Students learn how to forge a path as young entrepreneurs
Published: Apr 1, 2011
More than 100 participants from schools like Bradley University in Illinois, Susquehanna University in Pennsylvania and Texas State University attended the conference.
For the second year, UT Entrepreneurs is hosting a three-day conference
on the ins and outs of owning a business and forging a path as a young
The difference this year is that the 2011 Southeast Entrepreneurship Conference
April 1-3 on the 9th floor of the Vaughn Center, is the official
regional conference of the national Collegiate Entrepreneurs’
“For any students interested in starting
their own business, this conference gives them concentrated information,
support and inspiration,” said Jake Filloramo ’12, an entrepreneurship
major and president of UT Entrepreneurs.
More than 20
entrepreneurs from across the U.S. will speak to participants from
schools like Bradley University in Illinois, Susquehanna University in
Pennsylvania and Texas State University. Only a third of the 100
registered participants are from UT.
“While they’ll come with new
ideas, the biggest thing students will take away from the conference
will be the connections they make,” said Professor Rebecca White, the
James W. Walter Distinguished Chair of Entrepreneurship and director of
the Entrepreneurship Center.
“These are students from various
schools coming to network and meet each other, expanding beyond their
campuses,” White said. “That’s when the learning is exponential.”
students have signed up for the conference’s business pitch
competition, which comes with a $1,000 prize for first place. Nick
Chmura ’12, who placed eight for his pitch at the November Collegiate Entrepreneur Organization (CEO)

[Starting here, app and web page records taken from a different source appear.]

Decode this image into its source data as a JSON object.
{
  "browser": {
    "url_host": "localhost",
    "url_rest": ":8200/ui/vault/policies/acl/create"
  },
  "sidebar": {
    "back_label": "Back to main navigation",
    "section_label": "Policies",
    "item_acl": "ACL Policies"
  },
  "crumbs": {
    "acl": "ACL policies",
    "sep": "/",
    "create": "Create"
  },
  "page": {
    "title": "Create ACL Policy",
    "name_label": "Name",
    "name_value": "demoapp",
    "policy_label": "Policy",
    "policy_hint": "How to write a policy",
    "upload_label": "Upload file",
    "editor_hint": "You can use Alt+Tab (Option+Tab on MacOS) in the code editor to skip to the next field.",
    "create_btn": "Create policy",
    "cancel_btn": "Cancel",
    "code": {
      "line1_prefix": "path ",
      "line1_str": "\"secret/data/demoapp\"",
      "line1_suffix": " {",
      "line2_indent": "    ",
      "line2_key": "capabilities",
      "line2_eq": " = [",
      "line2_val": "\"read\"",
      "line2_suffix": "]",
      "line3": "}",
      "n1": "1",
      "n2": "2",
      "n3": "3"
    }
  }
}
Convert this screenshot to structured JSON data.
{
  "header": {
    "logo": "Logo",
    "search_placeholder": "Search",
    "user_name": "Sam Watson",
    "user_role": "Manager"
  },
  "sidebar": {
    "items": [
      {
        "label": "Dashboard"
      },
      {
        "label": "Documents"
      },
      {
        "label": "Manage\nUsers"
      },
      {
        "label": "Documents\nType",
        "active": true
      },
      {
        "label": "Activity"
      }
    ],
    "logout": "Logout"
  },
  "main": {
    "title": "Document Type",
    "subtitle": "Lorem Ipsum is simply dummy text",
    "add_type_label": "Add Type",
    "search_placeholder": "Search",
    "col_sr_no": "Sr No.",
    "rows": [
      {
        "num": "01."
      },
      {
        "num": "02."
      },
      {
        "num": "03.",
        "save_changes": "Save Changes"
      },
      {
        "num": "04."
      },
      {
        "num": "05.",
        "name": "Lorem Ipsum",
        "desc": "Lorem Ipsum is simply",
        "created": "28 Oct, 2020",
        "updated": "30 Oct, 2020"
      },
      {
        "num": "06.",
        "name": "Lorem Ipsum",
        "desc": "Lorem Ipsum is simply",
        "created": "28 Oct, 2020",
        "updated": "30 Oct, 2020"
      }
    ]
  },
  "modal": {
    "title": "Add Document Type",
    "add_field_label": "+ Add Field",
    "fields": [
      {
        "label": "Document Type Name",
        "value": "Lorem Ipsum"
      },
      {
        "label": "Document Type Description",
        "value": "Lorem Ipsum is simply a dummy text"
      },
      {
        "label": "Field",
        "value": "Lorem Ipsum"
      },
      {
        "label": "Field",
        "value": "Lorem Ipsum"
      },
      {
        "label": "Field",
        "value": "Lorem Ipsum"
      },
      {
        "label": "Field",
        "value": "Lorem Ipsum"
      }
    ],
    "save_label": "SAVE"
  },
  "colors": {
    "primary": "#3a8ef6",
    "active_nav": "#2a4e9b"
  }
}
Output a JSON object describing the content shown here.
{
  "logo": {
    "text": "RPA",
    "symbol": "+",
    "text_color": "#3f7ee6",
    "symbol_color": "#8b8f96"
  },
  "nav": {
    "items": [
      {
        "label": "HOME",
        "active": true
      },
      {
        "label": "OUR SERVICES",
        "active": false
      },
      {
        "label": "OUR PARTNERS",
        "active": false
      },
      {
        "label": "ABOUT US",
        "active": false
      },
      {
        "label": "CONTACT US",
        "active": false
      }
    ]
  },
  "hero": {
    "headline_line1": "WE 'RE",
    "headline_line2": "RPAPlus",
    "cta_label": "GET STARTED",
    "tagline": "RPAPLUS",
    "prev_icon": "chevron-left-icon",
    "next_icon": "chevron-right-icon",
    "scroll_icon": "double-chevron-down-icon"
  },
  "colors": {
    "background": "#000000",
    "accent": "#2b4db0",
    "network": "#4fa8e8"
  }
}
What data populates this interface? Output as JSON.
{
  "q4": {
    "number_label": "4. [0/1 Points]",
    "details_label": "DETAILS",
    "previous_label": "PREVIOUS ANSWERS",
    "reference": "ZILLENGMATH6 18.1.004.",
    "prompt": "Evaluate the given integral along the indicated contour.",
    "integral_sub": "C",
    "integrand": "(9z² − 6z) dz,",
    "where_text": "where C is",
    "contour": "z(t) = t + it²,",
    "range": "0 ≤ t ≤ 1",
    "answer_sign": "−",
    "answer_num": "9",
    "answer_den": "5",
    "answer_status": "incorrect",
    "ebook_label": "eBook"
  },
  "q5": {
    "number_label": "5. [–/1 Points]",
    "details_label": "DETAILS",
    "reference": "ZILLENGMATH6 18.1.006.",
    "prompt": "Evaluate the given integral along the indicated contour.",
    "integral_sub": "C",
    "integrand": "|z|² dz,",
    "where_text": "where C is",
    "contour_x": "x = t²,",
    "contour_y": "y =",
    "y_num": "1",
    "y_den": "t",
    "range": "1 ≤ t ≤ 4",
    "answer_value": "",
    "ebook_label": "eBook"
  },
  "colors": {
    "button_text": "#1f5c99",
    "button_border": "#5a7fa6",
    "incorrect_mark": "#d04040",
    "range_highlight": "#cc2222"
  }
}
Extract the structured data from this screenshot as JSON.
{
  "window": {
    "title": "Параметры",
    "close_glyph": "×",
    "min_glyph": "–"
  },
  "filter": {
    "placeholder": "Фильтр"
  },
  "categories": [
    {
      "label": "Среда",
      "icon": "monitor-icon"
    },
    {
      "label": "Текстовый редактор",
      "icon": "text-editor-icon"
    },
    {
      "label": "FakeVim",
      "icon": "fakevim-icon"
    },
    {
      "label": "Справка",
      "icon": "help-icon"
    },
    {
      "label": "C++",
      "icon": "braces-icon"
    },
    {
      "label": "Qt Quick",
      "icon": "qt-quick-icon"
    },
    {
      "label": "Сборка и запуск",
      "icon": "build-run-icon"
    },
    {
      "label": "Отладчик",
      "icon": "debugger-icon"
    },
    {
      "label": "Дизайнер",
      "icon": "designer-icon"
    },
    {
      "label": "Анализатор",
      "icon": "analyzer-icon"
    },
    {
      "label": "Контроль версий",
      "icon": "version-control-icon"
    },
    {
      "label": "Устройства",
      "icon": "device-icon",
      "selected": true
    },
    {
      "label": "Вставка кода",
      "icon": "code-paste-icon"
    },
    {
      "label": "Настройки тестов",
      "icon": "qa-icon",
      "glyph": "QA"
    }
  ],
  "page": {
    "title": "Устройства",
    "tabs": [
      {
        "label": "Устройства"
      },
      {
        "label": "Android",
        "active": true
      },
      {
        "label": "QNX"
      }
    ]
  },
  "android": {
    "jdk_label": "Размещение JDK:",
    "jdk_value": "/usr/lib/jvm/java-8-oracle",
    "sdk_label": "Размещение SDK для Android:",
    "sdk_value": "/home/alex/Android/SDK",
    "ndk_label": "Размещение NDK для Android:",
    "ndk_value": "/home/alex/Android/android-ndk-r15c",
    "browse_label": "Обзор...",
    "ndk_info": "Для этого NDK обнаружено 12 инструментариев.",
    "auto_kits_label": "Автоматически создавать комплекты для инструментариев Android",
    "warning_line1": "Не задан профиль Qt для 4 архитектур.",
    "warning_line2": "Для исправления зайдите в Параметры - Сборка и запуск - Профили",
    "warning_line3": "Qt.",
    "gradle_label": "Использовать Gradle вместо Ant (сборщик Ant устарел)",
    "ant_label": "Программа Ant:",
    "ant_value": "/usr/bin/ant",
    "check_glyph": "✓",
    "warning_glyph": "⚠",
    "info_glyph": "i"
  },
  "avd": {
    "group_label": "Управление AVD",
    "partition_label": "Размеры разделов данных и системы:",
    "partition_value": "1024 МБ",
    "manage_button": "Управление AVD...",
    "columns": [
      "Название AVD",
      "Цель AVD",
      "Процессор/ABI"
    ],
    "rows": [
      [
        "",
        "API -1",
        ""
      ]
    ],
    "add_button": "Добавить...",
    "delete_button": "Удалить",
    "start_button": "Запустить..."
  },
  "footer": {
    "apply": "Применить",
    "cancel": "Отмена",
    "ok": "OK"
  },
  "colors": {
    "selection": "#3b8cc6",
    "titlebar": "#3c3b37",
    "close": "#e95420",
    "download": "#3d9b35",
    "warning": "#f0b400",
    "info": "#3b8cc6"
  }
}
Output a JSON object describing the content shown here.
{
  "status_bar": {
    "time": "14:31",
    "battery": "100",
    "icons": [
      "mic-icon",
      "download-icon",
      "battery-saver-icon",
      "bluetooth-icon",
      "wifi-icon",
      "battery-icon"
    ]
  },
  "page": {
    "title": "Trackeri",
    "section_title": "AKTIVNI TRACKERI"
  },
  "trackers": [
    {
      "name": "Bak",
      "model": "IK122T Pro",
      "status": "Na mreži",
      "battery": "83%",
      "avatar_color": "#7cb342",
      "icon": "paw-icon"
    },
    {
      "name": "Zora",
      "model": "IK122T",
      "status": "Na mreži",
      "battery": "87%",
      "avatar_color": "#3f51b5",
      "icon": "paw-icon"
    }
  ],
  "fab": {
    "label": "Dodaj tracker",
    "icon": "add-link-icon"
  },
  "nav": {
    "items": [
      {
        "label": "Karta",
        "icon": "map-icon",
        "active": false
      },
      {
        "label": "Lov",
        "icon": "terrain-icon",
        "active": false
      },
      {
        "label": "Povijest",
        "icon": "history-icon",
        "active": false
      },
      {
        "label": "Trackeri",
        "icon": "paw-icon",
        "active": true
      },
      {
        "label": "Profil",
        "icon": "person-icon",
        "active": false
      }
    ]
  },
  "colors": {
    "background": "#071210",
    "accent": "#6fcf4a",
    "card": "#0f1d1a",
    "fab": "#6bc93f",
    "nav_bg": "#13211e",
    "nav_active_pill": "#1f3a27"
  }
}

national conference, is among the participants.
Miller ’12, an MBA student with an entrepreneurship concentration, is a
speaker at this year's conference and owner of Delta Real Estate
Portfolio. He came to a roadblock last year when researching external
events for UT Entrepreneurs. So he created one, drawing 50 students,
including a group of 10 from South Dakota, to the first UT
Working off that experience, Miller
said they’ve included a community outreach component that involves a
city-wide business pitch competition, American Idol style, with the
audience voting on the best pitch. Beta Alpha Psi and UT Diplomats are
volunteering to help with logistics throughout the weekend and the Self
Employment in the Arts organization has partnered with the conference.
have a handful of artists speaking about building business skills to
succeed as an artist,” said Miller. The slate of speakers includes
Dmitri and Anna Shelest, entrepreneurs who own the artists’ management
agency DVS Worldwide and concert pianists who not only will be
presenting during the conference, but will be performing Friday evening.
said they received a grant from the Coleman Foundation and are hoping
to generate funds to grow the UT organization and future conferences.
The work of organizing a conference like this comes with challenges but
falls in line with these students’ strengths.
conference is not unlike starting a business,” said White. “It’s
unbelievable the work they have done, and it’s all been with their own
initiative.”Jamie Pilarczyk, Web Writer
Sign up for UT Web Alerts